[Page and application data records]
————

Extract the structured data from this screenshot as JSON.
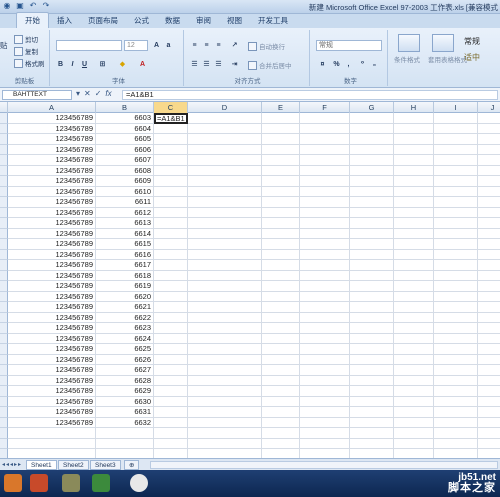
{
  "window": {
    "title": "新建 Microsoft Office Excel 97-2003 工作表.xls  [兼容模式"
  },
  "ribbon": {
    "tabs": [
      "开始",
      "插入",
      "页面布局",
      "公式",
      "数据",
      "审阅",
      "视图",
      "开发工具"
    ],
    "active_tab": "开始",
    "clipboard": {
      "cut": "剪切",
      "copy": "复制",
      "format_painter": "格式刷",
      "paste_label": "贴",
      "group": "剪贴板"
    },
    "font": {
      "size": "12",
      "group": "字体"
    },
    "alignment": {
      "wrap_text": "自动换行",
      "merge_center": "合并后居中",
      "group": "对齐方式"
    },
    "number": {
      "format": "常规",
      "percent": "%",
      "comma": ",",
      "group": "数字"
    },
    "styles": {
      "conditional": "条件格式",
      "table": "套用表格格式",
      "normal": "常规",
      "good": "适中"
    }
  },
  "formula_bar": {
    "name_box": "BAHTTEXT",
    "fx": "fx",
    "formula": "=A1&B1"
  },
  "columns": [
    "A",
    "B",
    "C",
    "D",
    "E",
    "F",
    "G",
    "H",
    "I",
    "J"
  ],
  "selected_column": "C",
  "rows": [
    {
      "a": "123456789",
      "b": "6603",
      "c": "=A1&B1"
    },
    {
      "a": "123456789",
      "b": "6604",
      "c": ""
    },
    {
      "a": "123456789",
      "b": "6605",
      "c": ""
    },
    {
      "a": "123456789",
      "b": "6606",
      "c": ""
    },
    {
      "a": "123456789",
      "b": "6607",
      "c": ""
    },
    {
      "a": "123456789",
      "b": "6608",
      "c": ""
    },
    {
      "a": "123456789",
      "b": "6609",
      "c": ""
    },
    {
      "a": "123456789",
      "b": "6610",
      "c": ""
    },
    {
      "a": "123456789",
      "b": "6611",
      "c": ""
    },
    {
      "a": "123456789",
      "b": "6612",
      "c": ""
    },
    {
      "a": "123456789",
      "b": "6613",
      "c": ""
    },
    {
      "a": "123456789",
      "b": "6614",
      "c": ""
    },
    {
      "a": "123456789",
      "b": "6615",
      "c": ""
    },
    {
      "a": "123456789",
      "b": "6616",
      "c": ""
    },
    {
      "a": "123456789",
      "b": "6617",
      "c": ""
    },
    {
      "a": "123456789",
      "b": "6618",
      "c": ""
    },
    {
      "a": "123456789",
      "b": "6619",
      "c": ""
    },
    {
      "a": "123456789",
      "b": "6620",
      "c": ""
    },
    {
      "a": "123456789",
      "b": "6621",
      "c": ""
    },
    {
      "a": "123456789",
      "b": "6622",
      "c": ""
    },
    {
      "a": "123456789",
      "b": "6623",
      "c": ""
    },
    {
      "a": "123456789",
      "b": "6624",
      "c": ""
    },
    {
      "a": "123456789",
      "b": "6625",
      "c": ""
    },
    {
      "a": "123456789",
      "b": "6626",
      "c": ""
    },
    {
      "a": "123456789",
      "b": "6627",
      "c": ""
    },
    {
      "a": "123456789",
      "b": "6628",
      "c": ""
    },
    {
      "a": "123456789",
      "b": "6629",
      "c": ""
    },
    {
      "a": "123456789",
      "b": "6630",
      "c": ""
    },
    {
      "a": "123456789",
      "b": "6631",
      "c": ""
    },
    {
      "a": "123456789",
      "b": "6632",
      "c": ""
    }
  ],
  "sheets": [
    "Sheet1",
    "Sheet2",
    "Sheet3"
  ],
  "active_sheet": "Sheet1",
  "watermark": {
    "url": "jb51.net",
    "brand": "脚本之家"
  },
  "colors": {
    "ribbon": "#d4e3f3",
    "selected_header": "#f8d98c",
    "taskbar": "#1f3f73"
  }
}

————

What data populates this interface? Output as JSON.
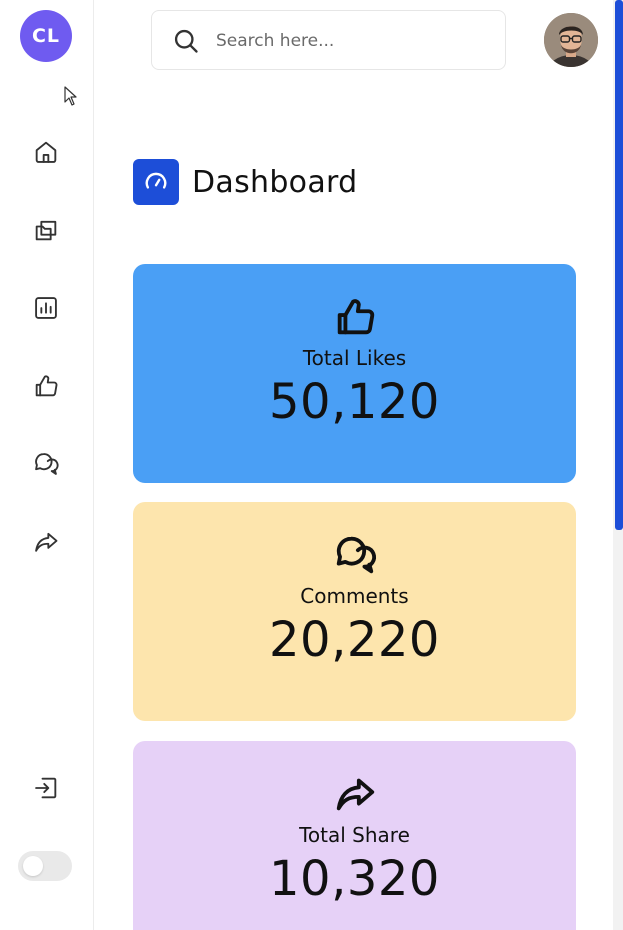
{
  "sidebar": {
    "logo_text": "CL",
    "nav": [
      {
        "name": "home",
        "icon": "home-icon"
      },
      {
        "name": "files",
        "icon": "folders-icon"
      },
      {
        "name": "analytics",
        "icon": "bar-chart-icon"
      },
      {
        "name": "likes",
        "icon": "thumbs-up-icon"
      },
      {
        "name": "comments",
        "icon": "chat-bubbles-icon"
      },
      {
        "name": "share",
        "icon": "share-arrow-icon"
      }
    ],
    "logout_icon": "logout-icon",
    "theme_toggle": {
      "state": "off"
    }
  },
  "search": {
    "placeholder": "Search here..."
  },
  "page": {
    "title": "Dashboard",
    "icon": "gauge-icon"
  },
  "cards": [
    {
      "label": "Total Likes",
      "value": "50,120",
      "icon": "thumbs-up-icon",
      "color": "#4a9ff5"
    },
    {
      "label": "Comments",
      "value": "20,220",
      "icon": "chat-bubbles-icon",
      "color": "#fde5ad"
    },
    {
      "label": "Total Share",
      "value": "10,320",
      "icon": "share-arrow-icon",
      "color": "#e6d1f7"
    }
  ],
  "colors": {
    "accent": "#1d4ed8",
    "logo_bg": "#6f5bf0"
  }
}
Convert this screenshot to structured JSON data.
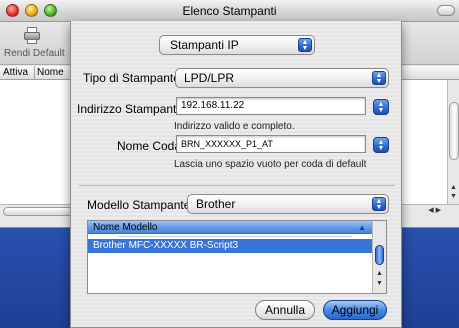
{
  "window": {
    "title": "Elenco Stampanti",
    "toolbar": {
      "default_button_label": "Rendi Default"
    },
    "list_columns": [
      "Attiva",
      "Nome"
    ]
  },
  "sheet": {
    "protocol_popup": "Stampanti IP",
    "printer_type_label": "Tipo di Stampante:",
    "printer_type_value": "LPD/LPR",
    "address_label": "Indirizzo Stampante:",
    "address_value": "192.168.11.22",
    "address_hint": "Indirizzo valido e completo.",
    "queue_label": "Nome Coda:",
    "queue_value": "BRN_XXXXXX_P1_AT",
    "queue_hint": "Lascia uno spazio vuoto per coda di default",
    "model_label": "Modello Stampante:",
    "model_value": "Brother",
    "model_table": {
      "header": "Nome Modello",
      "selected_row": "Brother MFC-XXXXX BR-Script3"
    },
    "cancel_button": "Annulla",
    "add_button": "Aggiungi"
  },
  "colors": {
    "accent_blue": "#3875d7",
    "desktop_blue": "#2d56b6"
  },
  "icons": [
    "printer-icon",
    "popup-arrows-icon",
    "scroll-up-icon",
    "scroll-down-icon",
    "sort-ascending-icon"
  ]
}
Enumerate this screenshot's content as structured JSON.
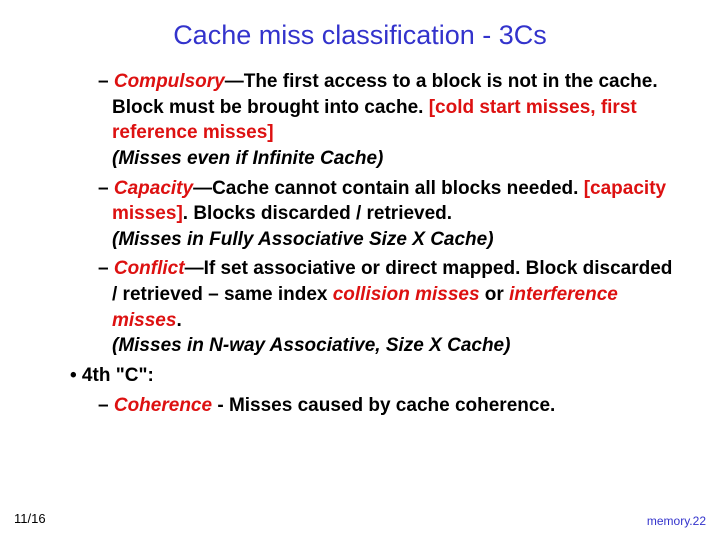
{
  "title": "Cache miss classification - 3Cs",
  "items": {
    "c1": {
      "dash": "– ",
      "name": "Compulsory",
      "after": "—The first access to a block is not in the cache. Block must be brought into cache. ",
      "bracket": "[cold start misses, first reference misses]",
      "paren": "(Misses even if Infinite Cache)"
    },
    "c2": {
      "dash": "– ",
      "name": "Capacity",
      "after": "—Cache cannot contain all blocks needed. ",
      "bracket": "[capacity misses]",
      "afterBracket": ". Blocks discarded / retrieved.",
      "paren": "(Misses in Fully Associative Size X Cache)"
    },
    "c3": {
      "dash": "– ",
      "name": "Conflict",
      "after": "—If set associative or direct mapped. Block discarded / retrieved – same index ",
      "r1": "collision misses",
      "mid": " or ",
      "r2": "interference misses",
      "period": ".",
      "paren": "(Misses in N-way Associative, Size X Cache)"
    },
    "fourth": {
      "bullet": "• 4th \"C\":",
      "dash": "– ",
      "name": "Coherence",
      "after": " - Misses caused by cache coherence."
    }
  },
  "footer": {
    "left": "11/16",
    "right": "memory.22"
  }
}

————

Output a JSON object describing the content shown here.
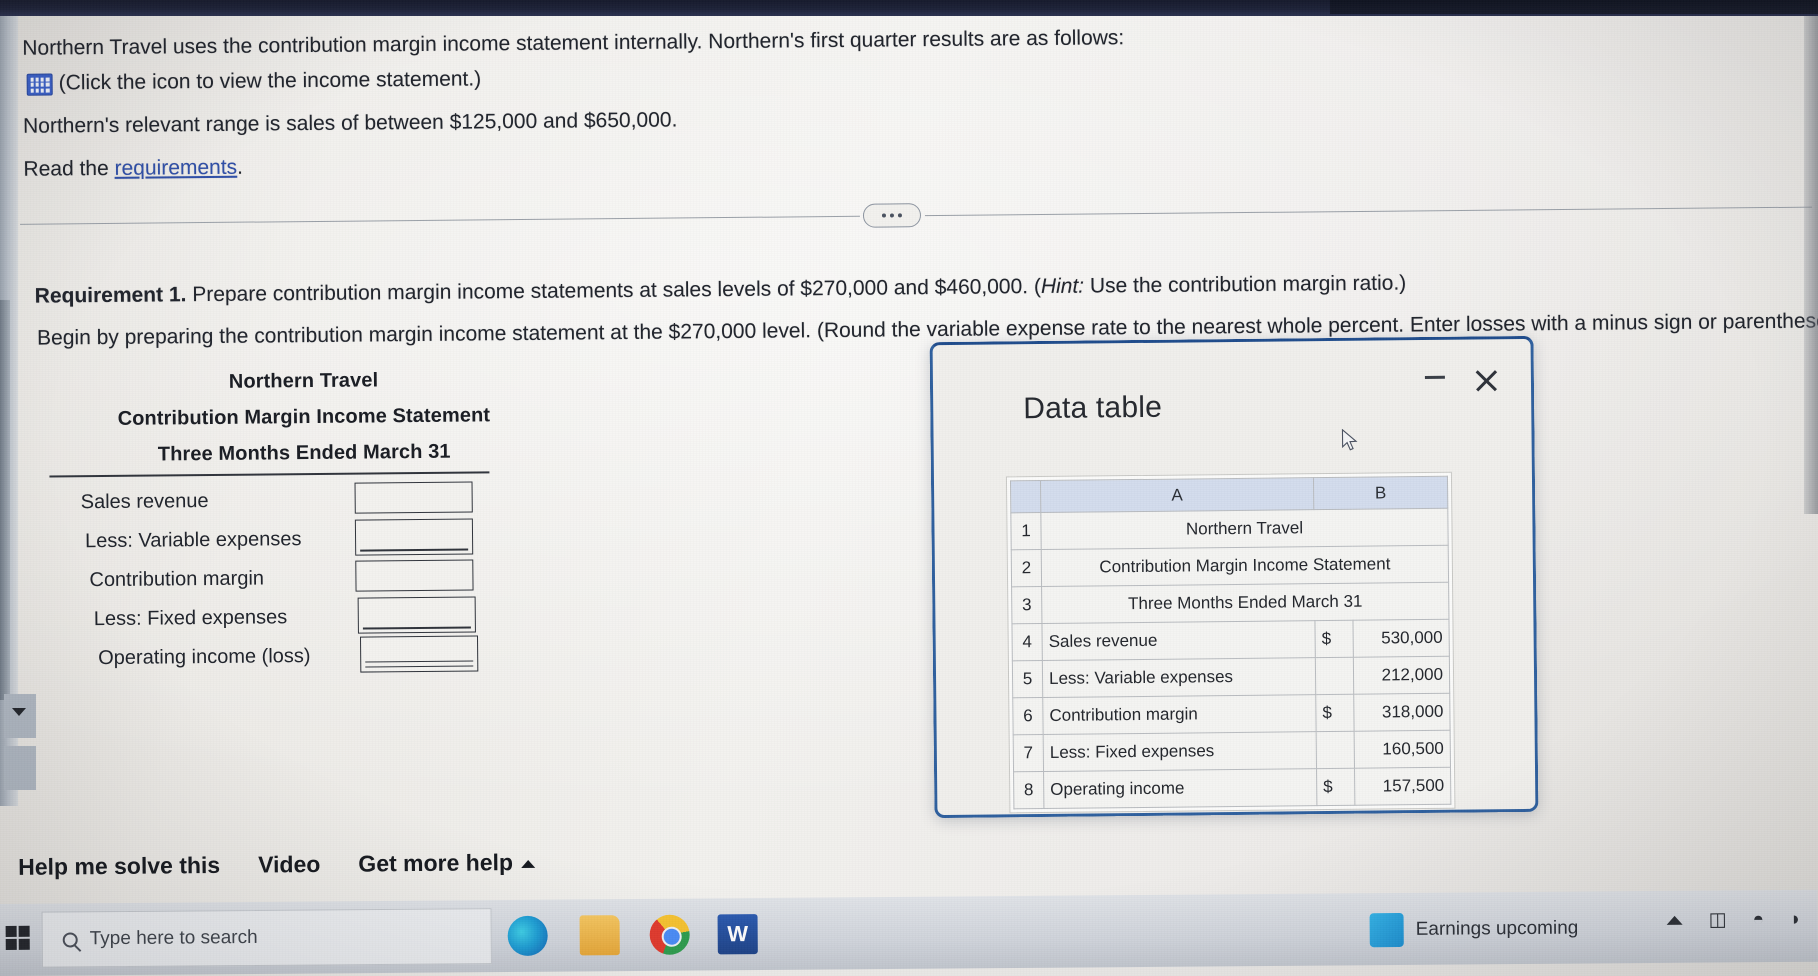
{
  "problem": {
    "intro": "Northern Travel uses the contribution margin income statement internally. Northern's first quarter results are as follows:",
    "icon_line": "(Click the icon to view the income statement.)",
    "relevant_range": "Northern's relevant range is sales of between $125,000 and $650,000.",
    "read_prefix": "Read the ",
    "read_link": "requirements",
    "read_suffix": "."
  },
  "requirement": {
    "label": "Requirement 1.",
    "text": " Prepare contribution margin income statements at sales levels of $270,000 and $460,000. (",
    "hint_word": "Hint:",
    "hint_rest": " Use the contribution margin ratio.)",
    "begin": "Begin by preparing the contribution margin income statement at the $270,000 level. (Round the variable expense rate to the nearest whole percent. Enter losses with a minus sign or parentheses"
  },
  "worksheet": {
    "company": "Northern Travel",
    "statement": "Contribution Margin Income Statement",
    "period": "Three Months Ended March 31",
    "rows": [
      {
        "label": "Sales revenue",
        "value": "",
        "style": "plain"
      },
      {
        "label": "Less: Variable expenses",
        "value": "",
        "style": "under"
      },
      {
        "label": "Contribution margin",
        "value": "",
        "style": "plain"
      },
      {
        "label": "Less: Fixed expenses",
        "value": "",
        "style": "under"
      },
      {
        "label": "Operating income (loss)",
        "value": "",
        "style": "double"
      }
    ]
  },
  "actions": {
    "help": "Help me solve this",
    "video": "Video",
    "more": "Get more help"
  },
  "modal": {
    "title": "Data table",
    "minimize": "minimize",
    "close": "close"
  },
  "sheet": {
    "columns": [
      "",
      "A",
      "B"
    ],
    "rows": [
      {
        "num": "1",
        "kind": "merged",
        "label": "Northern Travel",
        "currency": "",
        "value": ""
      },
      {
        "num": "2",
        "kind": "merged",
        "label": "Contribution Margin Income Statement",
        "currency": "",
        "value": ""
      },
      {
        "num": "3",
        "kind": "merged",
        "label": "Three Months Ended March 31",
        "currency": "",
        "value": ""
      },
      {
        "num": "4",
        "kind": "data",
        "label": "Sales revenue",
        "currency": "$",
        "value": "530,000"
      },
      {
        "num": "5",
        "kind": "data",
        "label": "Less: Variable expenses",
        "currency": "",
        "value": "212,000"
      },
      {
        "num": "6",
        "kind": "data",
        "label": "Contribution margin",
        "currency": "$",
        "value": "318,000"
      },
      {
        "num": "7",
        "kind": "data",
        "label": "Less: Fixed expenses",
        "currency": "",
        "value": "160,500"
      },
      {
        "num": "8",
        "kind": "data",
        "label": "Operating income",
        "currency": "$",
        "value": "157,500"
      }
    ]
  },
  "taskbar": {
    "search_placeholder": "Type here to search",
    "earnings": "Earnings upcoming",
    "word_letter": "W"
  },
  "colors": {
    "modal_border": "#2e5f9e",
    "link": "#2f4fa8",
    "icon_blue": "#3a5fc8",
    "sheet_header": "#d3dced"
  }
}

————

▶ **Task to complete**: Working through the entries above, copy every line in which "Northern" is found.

▶ **Response to the exercise**:
    "intro": "Northern Travel uses the contribution margin income statement internally. Northern's first quarter results are as follows:",
    "relevant_range": "Northern's relevant range is sales of between $125,000 and $650,000.",
    "company": "Northern Travel",
        "label": "Northern Travel",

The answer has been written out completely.